Amsterdam, The Netherlands – Royal Philips (NYSE: PHG, AEX: PHIA), the global leader in lighting, today, in partnership with The Climate Group, called on every single city and utility around the world to schedule the switch of their street lighting to LED by 2025. During the annual Climate Week NYC proceedings in New York, Philips supported the launch of The Climate Group’s new major global campaign – “LED = Lower Emissions Delivered” – to encourage local governments, cities and utilities to embrace the carbon and cost benefits of switching to LED.
“Climate Week NYC is an important milestone on the road to COP21 in Paris later this year, where world leaders will be urged to act faster and more decisively in combating climate change,” said Eric Rondolat, Chief Executive Officer, Philips Lighting. “The demand for energy is increasing twice as fast as the annual rate of improvement in energy efficiency, so more ambitious targets are needed. For instance, simply switching conventional street lighting to LED provides an energy saving of around 40-50 percent. If you add connected lighting technologies, such as sensors and software control systems, you save an additional 30 percent while giving the community better lit, safer streets. So we definitely can meet more ambitious targets while at the same time improving quality of life.”

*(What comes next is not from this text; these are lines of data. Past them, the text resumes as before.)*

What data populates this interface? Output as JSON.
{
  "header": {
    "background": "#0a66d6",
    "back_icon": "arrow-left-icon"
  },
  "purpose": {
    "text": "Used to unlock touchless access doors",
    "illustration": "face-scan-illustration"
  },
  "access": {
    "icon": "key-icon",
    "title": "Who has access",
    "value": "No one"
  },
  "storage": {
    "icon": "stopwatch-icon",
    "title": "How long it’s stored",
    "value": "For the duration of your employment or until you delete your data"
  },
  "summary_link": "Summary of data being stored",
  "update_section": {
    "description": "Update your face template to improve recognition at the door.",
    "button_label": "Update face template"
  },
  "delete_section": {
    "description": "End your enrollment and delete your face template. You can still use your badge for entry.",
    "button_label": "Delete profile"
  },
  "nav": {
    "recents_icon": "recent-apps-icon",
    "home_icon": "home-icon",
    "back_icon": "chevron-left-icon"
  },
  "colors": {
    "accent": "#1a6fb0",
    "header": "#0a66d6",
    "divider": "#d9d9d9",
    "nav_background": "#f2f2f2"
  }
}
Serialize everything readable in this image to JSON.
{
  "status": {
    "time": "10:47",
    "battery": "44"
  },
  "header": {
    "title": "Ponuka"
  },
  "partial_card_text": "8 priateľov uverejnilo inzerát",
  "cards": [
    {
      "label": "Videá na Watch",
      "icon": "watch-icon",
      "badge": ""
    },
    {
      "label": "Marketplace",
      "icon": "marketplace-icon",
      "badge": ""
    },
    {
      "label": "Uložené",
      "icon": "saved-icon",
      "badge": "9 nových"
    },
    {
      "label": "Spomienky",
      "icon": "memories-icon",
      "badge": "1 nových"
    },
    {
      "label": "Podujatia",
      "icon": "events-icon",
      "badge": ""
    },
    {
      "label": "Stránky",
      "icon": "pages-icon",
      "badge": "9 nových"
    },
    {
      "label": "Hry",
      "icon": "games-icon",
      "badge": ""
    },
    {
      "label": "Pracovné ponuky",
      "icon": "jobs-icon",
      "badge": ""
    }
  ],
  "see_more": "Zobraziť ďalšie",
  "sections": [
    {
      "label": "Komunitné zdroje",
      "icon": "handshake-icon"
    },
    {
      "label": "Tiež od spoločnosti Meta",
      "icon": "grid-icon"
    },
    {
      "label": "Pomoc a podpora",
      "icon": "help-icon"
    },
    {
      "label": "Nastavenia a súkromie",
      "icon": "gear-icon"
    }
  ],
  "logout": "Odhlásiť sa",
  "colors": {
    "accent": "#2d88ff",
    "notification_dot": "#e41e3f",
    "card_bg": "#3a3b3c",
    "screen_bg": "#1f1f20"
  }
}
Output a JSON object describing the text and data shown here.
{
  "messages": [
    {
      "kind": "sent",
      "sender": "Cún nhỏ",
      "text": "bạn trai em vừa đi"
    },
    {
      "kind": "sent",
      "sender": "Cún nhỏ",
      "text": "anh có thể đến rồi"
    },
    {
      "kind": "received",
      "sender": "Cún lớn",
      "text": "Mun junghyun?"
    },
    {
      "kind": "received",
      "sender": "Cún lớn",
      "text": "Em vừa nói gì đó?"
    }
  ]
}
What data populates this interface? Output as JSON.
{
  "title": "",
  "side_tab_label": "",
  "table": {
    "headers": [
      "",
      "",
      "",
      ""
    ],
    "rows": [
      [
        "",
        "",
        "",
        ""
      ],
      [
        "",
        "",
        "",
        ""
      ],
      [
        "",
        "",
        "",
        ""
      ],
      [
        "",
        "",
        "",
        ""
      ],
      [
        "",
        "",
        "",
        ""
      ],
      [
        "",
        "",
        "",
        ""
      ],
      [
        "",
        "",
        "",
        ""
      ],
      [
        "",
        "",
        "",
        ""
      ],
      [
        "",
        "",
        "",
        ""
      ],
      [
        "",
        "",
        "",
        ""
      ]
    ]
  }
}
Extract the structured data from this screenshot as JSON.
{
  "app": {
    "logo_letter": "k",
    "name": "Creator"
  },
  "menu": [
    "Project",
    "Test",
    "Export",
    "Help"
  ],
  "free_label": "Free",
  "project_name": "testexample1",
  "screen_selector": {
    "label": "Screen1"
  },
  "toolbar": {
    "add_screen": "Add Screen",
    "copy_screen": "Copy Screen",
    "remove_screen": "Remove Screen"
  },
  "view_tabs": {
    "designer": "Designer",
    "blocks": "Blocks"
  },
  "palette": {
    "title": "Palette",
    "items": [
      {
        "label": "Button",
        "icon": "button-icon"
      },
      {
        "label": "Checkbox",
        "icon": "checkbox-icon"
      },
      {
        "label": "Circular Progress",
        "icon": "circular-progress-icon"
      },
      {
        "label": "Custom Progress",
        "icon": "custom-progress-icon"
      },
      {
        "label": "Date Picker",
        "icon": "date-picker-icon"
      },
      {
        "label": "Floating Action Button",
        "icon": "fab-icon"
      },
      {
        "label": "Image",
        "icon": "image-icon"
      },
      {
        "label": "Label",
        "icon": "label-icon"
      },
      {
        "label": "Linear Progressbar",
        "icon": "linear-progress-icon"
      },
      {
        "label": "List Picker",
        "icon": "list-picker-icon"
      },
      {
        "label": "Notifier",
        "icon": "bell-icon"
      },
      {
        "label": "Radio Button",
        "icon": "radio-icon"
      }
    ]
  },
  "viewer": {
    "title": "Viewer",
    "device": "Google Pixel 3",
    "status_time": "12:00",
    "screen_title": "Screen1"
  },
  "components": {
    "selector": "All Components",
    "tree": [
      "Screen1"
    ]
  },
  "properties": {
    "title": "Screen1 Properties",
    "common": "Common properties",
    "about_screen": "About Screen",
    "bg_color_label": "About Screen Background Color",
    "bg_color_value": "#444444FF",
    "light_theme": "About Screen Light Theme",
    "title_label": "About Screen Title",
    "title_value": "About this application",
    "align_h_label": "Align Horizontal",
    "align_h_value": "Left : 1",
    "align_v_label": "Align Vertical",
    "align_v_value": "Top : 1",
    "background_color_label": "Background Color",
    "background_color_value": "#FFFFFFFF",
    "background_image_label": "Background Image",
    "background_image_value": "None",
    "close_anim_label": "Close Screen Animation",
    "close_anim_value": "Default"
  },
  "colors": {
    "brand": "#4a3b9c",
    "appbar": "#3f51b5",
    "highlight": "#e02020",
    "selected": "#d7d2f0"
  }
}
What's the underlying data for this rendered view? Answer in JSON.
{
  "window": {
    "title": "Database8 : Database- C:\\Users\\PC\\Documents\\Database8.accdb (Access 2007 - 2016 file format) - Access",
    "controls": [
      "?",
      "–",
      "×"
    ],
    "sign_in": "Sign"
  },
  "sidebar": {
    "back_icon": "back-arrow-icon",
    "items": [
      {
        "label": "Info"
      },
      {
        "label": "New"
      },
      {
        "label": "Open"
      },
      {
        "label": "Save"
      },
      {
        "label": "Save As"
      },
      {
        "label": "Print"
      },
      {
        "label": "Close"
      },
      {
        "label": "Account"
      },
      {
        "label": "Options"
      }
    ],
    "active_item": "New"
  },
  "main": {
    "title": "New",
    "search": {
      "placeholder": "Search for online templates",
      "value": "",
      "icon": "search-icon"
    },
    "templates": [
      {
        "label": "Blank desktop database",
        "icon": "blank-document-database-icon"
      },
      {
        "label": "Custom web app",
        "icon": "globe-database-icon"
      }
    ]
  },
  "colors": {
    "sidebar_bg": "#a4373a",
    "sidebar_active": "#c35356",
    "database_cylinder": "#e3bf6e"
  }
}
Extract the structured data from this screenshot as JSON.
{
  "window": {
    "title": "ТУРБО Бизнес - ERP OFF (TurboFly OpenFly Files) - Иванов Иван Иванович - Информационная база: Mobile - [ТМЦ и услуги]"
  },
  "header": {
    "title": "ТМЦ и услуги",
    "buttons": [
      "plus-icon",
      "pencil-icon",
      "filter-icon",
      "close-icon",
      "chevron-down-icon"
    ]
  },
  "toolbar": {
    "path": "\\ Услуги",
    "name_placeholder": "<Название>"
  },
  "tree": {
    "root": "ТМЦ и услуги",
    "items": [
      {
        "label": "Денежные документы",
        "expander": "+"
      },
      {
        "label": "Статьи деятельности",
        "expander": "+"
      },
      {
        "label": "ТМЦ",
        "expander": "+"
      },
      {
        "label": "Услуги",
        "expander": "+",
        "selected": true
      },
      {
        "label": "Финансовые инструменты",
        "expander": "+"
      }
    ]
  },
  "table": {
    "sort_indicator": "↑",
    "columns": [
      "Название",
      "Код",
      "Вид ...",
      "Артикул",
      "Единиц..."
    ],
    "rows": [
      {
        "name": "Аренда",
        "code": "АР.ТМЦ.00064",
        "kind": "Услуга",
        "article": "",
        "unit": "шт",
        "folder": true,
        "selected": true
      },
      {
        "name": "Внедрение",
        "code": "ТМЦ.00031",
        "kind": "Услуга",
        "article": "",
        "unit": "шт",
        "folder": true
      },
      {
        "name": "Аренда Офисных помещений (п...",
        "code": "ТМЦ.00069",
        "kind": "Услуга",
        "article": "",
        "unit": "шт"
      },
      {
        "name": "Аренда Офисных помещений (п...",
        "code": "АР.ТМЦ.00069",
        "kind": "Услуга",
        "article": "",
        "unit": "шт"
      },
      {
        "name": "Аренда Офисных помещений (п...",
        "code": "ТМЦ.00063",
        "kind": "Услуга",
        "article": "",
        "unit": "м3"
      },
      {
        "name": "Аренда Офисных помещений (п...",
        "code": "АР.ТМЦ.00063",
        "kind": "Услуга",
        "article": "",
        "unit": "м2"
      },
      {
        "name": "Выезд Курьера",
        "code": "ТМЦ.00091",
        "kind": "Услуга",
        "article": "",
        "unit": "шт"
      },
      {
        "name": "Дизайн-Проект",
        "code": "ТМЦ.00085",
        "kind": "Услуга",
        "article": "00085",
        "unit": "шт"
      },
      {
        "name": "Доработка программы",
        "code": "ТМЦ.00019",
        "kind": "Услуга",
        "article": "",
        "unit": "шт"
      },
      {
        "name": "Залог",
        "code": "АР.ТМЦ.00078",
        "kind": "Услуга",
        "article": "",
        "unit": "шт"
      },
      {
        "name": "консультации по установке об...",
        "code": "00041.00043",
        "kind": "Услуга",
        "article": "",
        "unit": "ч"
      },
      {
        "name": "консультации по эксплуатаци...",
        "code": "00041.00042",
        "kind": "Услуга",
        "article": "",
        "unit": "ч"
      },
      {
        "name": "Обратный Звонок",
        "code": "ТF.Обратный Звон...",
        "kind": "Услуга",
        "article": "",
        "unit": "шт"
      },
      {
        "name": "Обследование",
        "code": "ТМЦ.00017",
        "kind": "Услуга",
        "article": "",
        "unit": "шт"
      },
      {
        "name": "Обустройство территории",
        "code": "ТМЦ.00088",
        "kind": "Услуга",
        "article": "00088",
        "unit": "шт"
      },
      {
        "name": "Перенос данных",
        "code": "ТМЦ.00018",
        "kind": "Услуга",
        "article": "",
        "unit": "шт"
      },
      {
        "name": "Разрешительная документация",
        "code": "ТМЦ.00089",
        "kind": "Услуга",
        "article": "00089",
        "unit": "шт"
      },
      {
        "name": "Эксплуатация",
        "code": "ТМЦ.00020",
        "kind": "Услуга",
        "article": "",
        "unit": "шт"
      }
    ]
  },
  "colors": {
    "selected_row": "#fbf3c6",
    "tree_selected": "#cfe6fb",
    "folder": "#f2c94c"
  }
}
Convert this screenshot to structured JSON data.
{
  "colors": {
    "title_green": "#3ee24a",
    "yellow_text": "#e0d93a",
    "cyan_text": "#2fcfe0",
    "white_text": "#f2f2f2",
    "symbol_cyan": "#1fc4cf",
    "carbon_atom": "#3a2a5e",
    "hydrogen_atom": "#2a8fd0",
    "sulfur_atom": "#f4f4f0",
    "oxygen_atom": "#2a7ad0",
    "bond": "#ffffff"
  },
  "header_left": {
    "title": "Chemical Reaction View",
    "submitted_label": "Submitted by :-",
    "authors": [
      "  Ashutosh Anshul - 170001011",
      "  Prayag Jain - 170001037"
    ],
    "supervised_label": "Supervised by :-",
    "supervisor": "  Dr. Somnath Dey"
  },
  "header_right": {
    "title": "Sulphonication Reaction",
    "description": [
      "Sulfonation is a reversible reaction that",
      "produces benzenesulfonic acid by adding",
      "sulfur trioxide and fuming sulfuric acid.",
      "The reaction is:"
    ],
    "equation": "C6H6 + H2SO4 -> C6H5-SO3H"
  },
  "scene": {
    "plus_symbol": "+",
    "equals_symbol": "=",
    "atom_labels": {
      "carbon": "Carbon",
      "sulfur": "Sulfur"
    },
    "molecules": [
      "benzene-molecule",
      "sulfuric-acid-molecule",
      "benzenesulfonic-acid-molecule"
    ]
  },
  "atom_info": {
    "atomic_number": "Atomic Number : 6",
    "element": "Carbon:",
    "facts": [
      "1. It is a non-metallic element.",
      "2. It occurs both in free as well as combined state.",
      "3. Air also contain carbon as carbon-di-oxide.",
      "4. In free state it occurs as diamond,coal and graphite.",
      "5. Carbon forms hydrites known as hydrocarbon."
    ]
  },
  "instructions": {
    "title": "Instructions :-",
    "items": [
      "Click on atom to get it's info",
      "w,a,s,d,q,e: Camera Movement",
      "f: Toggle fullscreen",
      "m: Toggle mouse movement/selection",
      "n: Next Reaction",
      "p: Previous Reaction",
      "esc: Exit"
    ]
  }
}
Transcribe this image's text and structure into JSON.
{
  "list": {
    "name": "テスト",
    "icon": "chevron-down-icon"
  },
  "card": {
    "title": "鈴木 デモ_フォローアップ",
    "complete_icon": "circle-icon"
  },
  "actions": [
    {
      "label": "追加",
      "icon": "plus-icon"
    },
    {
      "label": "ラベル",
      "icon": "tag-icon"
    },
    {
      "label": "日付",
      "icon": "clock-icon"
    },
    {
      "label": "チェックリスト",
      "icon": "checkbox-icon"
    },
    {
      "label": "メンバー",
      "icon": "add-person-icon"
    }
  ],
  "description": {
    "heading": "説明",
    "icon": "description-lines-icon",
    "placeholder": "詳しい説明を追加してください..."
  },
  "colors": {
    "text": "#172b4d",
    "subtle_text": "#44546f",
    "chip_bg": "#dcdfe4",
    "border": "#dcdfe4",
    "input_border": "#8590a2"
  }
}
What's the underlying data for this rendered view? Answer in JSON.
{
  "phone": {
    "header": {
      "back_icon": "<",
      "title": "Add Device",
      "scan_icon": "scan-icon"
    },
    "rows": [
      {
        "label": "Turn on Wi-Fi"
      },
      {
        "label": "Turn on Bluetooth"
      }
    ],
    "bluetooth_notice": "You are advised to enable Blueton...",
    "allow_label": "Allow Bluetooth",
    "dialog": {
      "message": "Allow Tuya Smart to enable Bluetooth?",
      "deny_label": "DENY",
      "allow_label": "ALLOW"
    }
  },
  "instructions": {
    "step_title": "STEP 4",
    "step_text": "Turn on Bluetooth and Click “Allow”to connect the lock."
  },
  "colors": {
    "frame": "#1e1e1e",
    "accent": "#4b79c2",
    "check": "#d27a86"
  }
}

A new report, “Support the Big Switch,” published today, reveals that major cities around the world want to upgrade to LED. It states that while the technological barriers for switching to LED have been overcome, cities want more support from Government and financial institutions to refine business models and financing options to help make the switch.
In 2013, the city of Los Angeles began the installation of 140,000 LED street lights and has already reported energy savings of 63% and cost savings around $8.7 million in 2014. Today, with the help of Philips, Los Angeles is the first major city globally to renovate its LED lighting to ‘Connected lighting,’ using a system that uses mobile and cloud-based technologies. The new system delivers information so that cities can respond quickly to different situations, make smarter decisions and realize new operational efficiencies. And through connected LED lighting, the city has the potential to realize energy savings of up to 80%.
“There is no longer any reason why the big switch to LED street lighting shouldn’t start today, accelerating adoption in the US and around the world,” said Mark Kenber, CEO of The Climate Group. “Our global trials and stakeholder consultations have shown that, when it comes to tackling climate change, LEDs are the lowest of the low hanging fruit and easiest to implement. It’s technically proven, commercially viable, and already resulting in major savings for cities around the world. With the number of street lights around the world likely to hit 350 million by 2025, local governments, utilities and financial institutions need to work together to ensure that all new and existing street lights are LED – or of equivalent energy efficiency – by 2025.”
As a symbol of this collaboration and commitment and as a visible call to action for cities around the globe, the iconic Times Square Ball, lit by 32,256 Philips Luxeon LEDs, has been programmed to display ongoing variations of the color green interspersed with images of a spinning planet Earth throughout all of Climate Week NYC.